Nothing will happen if you don’t have a driving passion and desire to achieve. I was born with that, luckily. But that passion can’t do anything unless you are relentless and anyone who has achieved anything shares one common secret to success: they didn’t give up. I am innately tenacious, so this hasn’t been a problem for me, either. The hardest part has been reeling in my expectations and understanding that great things, and big changes, take time. Patience is a virtue and it is one I am still fighting to learn, though I am doing much better.

But none of those will get us where we want to go if we don’t have a plan.

Featured image via Rain Bennett

Picture via Rain Bennett

Rain Bennett is a two time Emmy-nominated filmmaker, fitness professional, public speaker, and writer. His mission is simple: to help people realize that they too can be great, no matter where they come from or what they start with. It just takes passion, persistence, and a plan.

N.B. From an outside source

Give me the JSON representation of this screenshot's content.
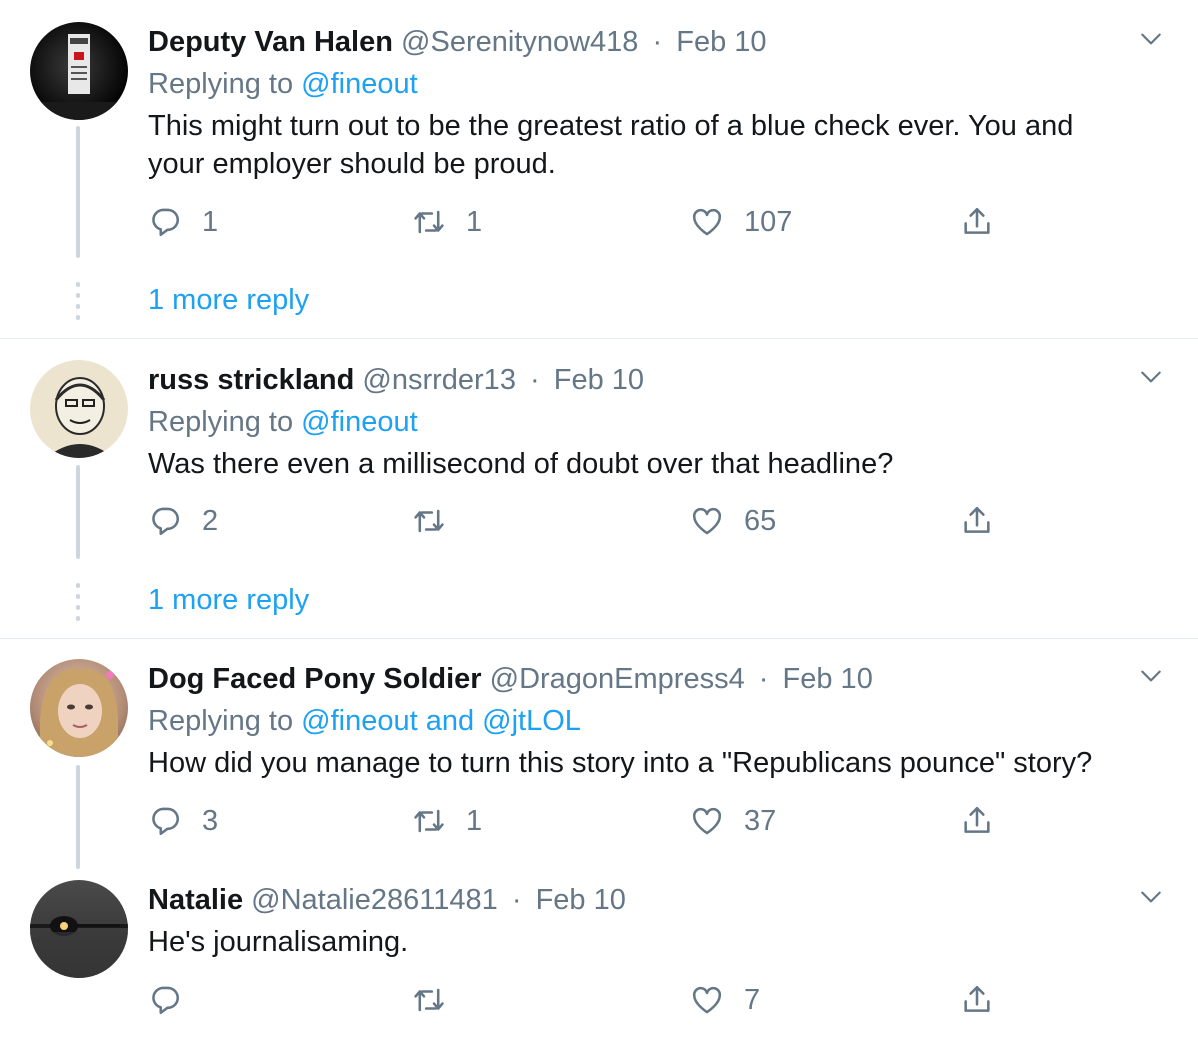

Bennett directed and produced his first feature length documentary in true indie fashion by traveling the world with only a backpack and a Canon DSLR camera. That film, Raise Up: The World is Our Gym won “Best of the Fest” at the Hip Hop Film Festival NYC and received global distribution through Red Bull Media House. He’s been featured in publications like Men’s Health and Sports Business Global and is a regular contributor to Breaking Muscle. When he’s not making movies or training clients at Sync Studio in Durham, he’s hosting a new webseries called The Perfect Workout Show.